There’s certainly nothing wrong with paying a lower price to optimize profits. However, it can become a problem if you, as a client, receive poor SEO results. To avoid this, look for red flags during your call or meeting with a prospective SEO professional. In particular, watch out for unnecessary jargon. If someone can’t explain their ranking methodology to you in clear language, keep looking. After all, how is an SEO professional supposed to report to you on their activities if they can’t translate the jargon in a way you can understand?

#3. Adopting a “rank at all costs” mindset

Desperation kills common sense. Too often, SEO campaigns focus on cramming keywords into every available space on a page, or getting backlinks from any and every website possible. But slapping keywords haphazardly on your website—known as keyword stuffing—confuses people and decreases lead conversions. Similarly, purchasing backlinks or accepting backlinks from uncredible places can result in poor long-term SEO performance, especially since Google frowns on link schemes.

Instead of trying every new hack or trick, align your SEO efforts with Google’s mission to organize the world’s information and make it as accessible as possible. On a less grandiose scale, you can achieve this on your firm’s website by doing the following:

  • Create a website that loads fast and has a great user experience.
  • Organize your website so people can easily navigate it.
  • Publish high-quality content on your blog and social media that answers questions for your target audience.
  • Optimize your website content so it can easily be found by Google.
  • Focus on providing great service to each client so they leave reviews and praise you on social media.

There are a lot of details within each of those steps, but I can always dive into those in another article. Meanwhile, use the above three steps as a general framework for staying focused on what matters during your SEO campaigns. This way, you won’t get distracted by shiny new SEO tactics, or get impatient when your ranking drops one or two spots.

#4. Thinking what’s worked before will work forever

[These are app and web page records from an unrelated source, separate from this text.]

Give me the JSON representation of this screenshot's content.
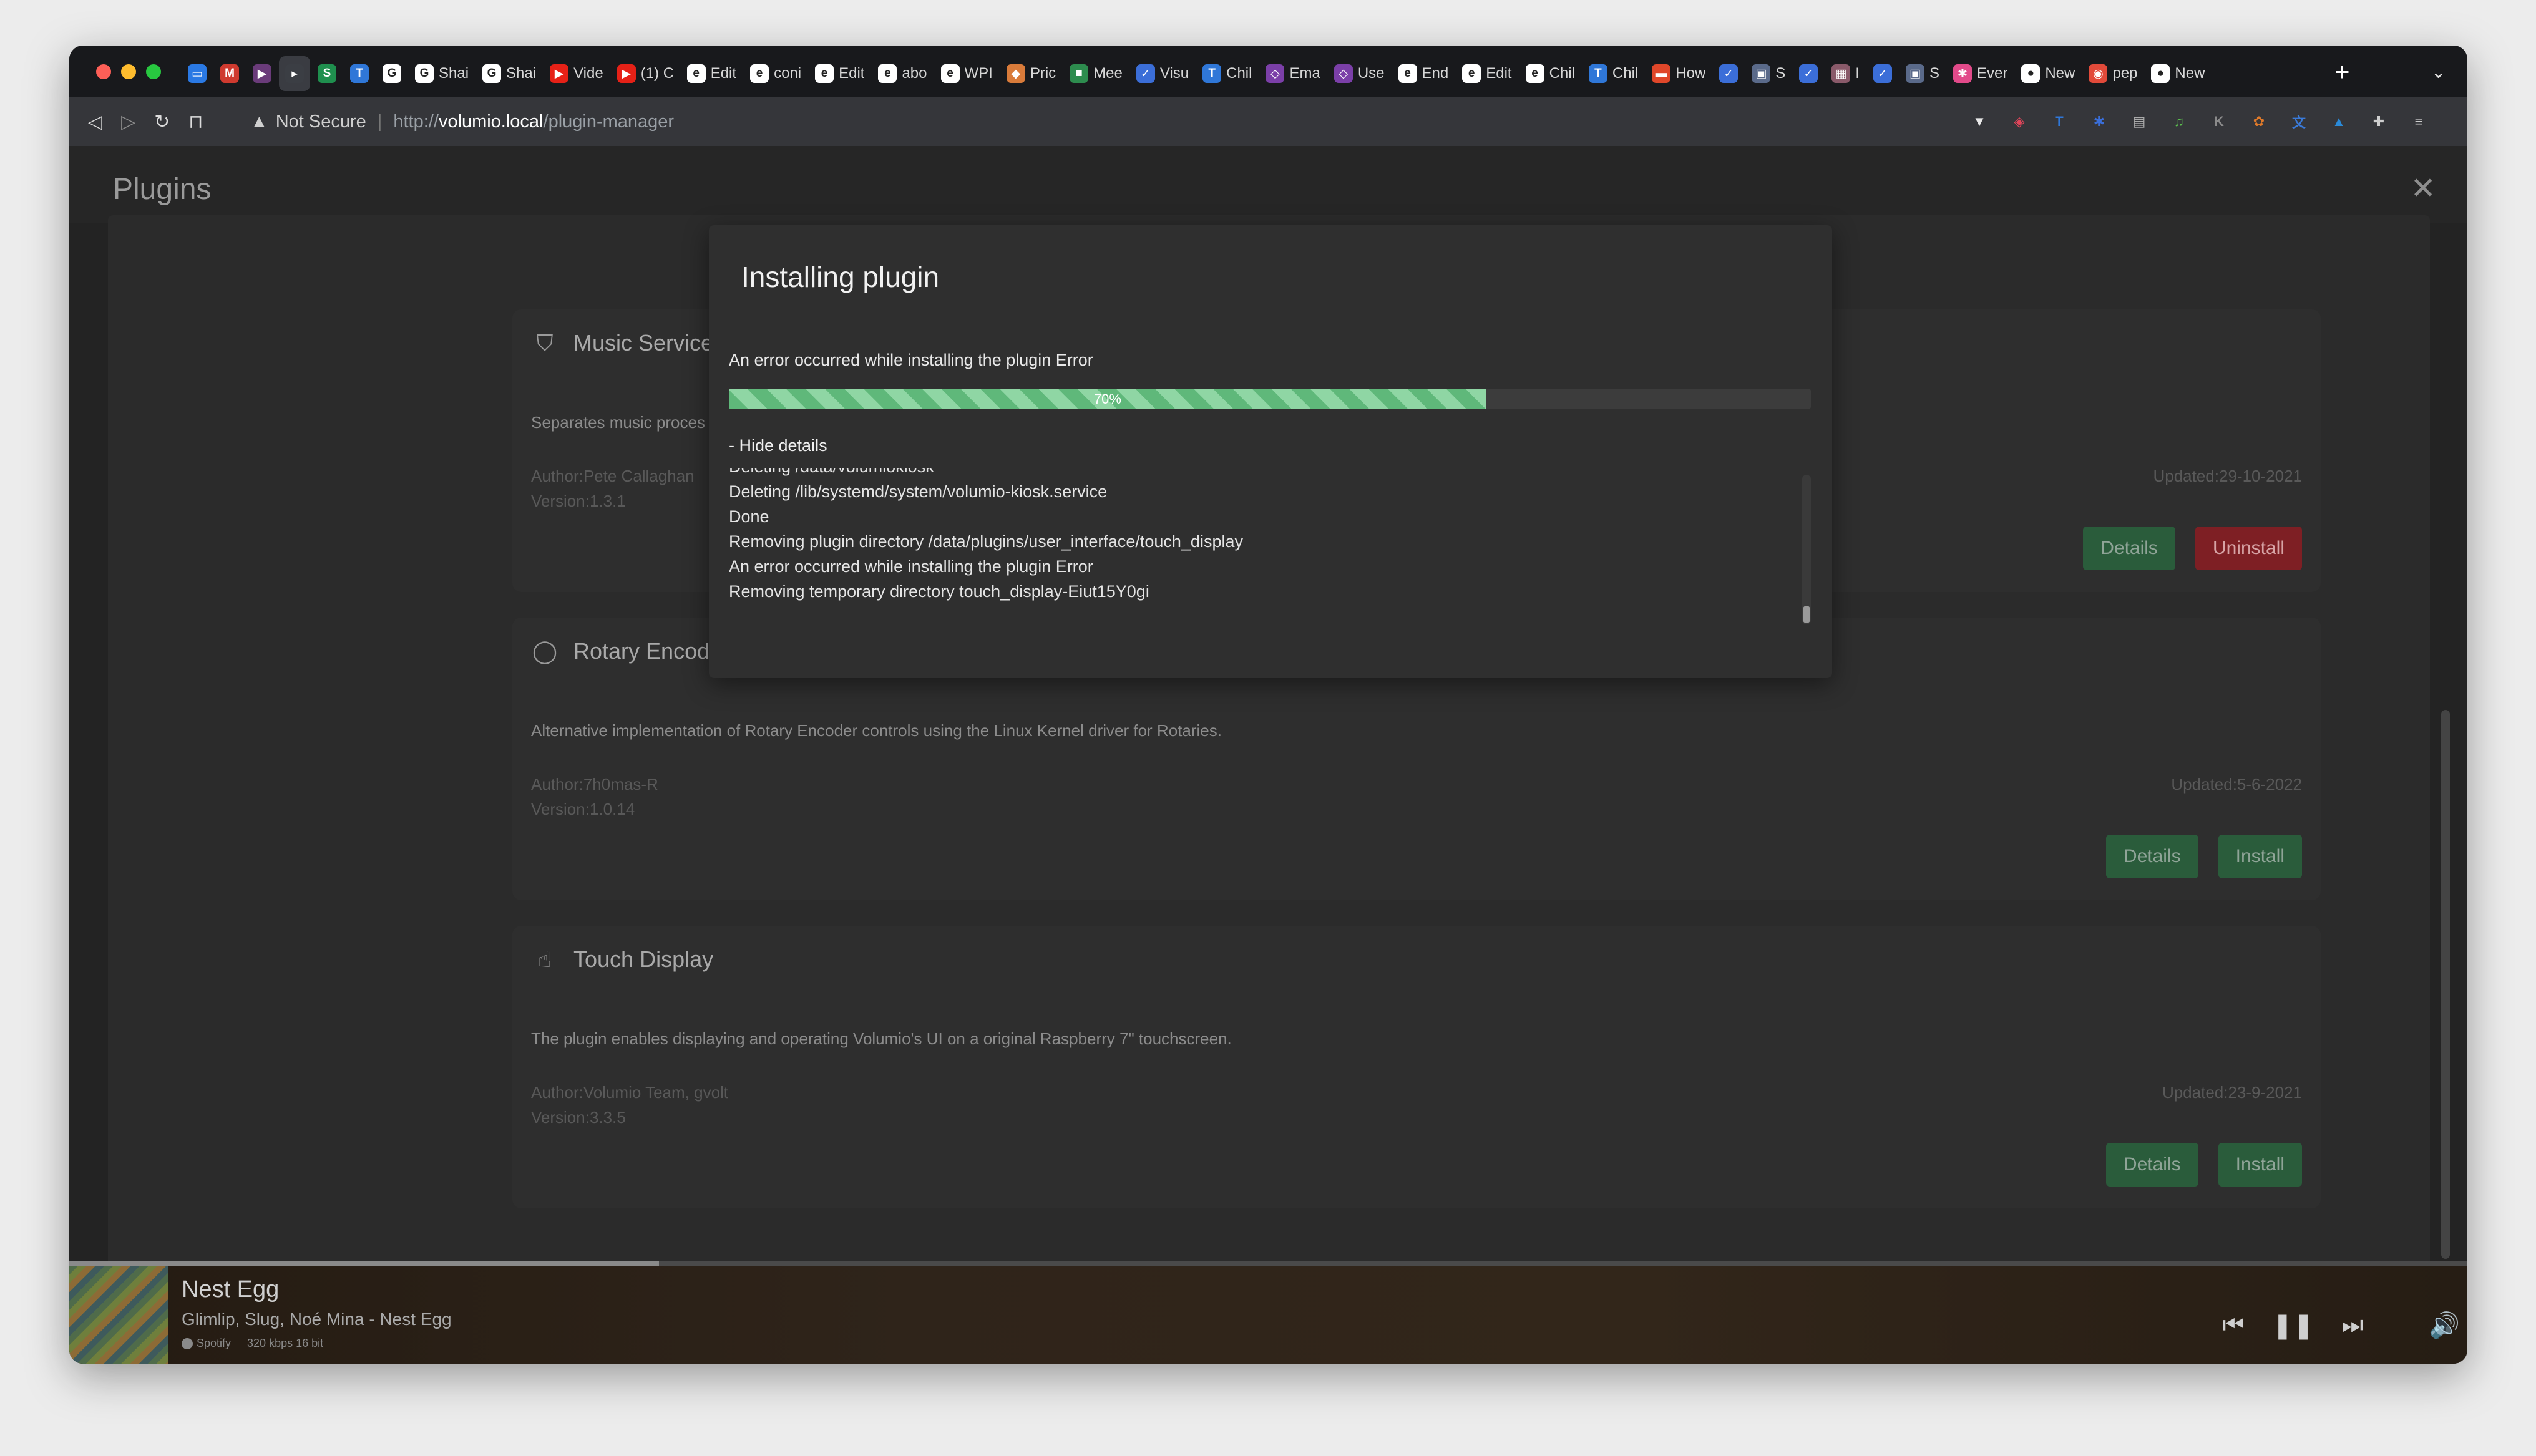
{
  "browser": {
    "tabs": [
      {
        "label": "",
        "color": "#2a79e4",
        "glyph": "▭"
      },
      {
        "label": "",
        "color": "#cf3a2f",
        "glyph": "M"
      },
      {
        "label": "",
        "color": "#6a3b7a",
        "glyph": "▶"
      },
      {
        "label": "",
        "color": "#3b3e44",
        "glyph": "▸",
        "active": true
      },
      {
        "label": "",
        "color": "#1f8f4e",
        "glyph": "S"
      },
      {
        "label": "",
        "color": "#2f77d8",
        "glyph": "T"
      },
      {
        "label": "",
        "color": "#ffffff",
        "glyph": "G"
      },
      {
        "label": "Shai",
        "color": "#ffffff",
        "glyph": "G"
      },
      {
        "label": "Shai",
        "color": "#ffffff",
        "glyph": "G"
      },
      {
        "label": "Vide",
        "color": "#e62117",
        "glyph": "▶"
      },
      {
        "label": "(1) C",
        "color": "#e62117",
        "glyph": "▶"
      },
      {
        "label": "Edit",
        "color": "#ffffff",
        "glyph": "e"
      },
      {
        "label": "coni",
        "color": "#ffffff",
        "glyph": "e"
      },
      {
        "label": "Edit",
        "color": "#ffffff",
        "glyph": "e"
      },
      {
        "label": "abo",
        "color": "#ffffff",
        "glyph": "e"
      },
      {
        "label": "WPI",
        "color": "#ffffff",
        "glyph": "e"
      },
      {
        "label": "Pric",
        "color": "#d97b3a",
        "glyph": "◆"
      },
      {
        "label": "Mee",
        "color": "#2d8c4e",
        "glyph": "■"
      },
      {
        "label": "Visu",
        "color": "#3b6ed8",
        "glyph": "✓"
      },
      {
        "label": "Chil",
        "color": "#2f77d8",
        "glyph": "T"
      },
      {
        "label": "Ema",
        "color": "#7b3fa8",
        "glyph": "◇"
      },
      {
        "label": "Use",
        "color": "#7b3fa8",
        "glyph": "◇"
      },
      {
        "label": "End",
        "color": "#ffffff",
        "glyph": "e"
      },
      {
        "label": "Edit",
        "color": "#ffffff",
        "glyph": "e"
      },
      {
        "label": "Chil",
        "color": "#ffffff",
        "glyph": "e"
      },
      {
        "label": "Chil",
        "color": "#2f77d8",
        "glyph": "T"
      },
      {
        "label": "How",
        "color": "#e0472a",
        "glyph": "▬"
      },
      {
        "label": "",
        "color": "#3b6ed8",
        "glyph": "✓"
      },
      {
        "label": "S",
        "color": "#5a6a8a",
        "glyph": "▣"
      },
      {
        "label": "",
        "color": "#3b6ed8",
        "glyph": "✓"
      },
      {
        "label": "I",
        "color": "#8a5a6a",
        "glyph": "▦"
      },
      {
        "label": "",
        "color": "#3b6ed8",
        "glyph": "✓"
      },
      {
        "label": "S",
        "color": "#5a6a8a",
        "glyph": "▣"
      },
      {
        "label": "Ever",
        "color": "#e24a8a",
        "glyph": "✱"
      },
      {
        "label": "New",
        "color": "#ffffff",
        "glyph": "●"
      },
      {
        "label": "pep",
        "color": "#e24a3a",
        "glyph": "◉"
      },
      {
        "label": "New",
        "color": "#ffffff",
        "glyph": "●"
      }
    ],
    "address": {
      "security": "Not Secure",
      "url_scheme": "http://",
      "url_host": "volumio.local",
      "url_path": "/plugin-manager"
    },
    "extensions": [
      {
        "color": "#e8e8e8",
        "glyph": "▼"
      },
      {
        "color": "#e2455a",
        "glyph": "◈"
      },
      {
        "color": "#2f77d8",
        "glyph": "T"
      },
      {
        "color": "#3a6ed8",
        "glyph": "✱"
      },
      {
        "color": "#aaaaaa",
        "glyph": "▤"
      },
      {
        "color": "#5bbf4f",
        "glyph": "♫"
      },
      {
        "color": "#8a8a8a",
        "glyph": "K"
      },
      {
        "color": "#e07a2a",
        "glyph": "✿"
      },
      {
        "color": "#3a7ad8",
        "glyph": "文"
      },
      {
        "color": "#2a8ad8",
        "glyph": "▲"
      },
      {
        "color": "#cfcfcf",
        "glyph": "✚"
      },
      {
        "color": "#cfcfcf",
        "glyph": "≡"
      }
    ]
  },
  "page": {
    "title": "Plugins"
  },
  "plugins": [
    {
      "title": "Music Service",
      "icon": "shield-icon",
      "description": "Separates music proces",
      "author": "Author:Pete Callaghan",
      "version": "Version:1.3.1",
      "updated": "Updated:29-10-2021",
      "buttons": [
        {
          "label": "Details",
          "style": "green"
        },
        {
          "label": "Uninstall",
          "style": "red"
        }
      ]
    },
    {
      "title": "Rotary Encod",
      "icon": "circle-icon",
      "description": "Alternative implementation of Rotary Encoder controls using the Linux Kernel driver for Rotaries.",
      "author": "Author:7h0mas-R",
      "version": "Version:1.0.14",
      "updated": "Updated:5-6-2022",
      "buttons": [
        {
          "label": "Details",
          "style": "green"
        },
        {
          "label": "Install",
          "style": "green"
        }
      ]
    },
    {
      "title": "Touch Display",
      "icon": "hand-pointer-icon",
      "description": "The plugin enables displaying and operating Volumio's UI on a original Raspberry 7\" touchscreen.",
      "author": "Author:Volumio Team, gvolt",
      "version": "Version:3.3.5",
      "updated": "Updated:23-9-2021",
      "buttons": [
        {
          "label": "Details",
          "style": "green"
        },
        {
          "label": "Install",
          "style": "green"
        }
      ]
    }
  ],
  "modal": {
    "title": "Installing plugin",
    "status": "An error occurred while installing the plugin Error",
    "progress": 70,
    "progress_label": "70%",
    "toggle": "- Hide details",
    "log": [
      "Deleting /data/volumiokiosk",
      "Deleting /lib/systemd/system/volumio-kiosk.service",
      "Done",
      "Removing plugin directory /data/plugins/user_interface/touch_display",
      "An error occurred while installing the plugin Error",
      "Removing temporary directory touch_display-Eiut15Y0gi"
    ]
  },
  "player": {
    "title": "Nest Egg",
    "artist": "Glimlip, Slug, Noé Mina - Nest Egg",
    "service": "Spotify",
    "quality": "320 kbps 16 bit"
  }
}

To say SEO practices change a lot would be an understatement. Did you know that Google updates its algorithm between 500 and 600 times a year? Many algorithm updates are minor, harmless tweaks that improve or test new features. But other times, Google pushes out substantial updates, such as Google Page Experience and Google Passage, that dramatically alter how your website ranks in search engines. Search engine algorithms change constantly, and as they change, the methods you should use to rank will evolve.

SEO professionals constantly refine their methods as they study search engine results pages to determine whether an update will impact a client’s keyword positions. If you’ve hired an SEO professional, allow them room for experimentation based on sound reasoning and research. Otherwise, you’ll remain stuck with outdated SEO practices.

#5. Not realizing SEO is a doorway, not a destination

Many firms pursue SEO rank under the false belief that ranking higher will automatically bring lead conversions. However, unless you’re an SEO company, most people won’t convert just because they saw you first in search results.

The real goal of SEO is the chance to answer a question for, or present an offer to, your target audience. It’s a general marketing rule that most people interact with a brand seven times before buying from them. The value of SEO is this: The more times a customer sees your content in search results, the more likely they’ll click through to your website. As this happens repeatedly, you’ll start building credibility and trust with clients. But remember your offer or content will win them over—not your position in search results. SEO is just the medium to get people’s attention; it’s up to you to build an offer that wins them over.

Fixing your SEO mistakes

As a firm owner, you can use SEO to generate an enormous amount of inbound traffic to your firm’s website without the pay-to-play constraints of paid ads. However, to accurately assess your progress and results, you must have the proper expectations of SEO. With realistic goals in place, you’ll be able to use SEO as a powerful marketing channel for your firm.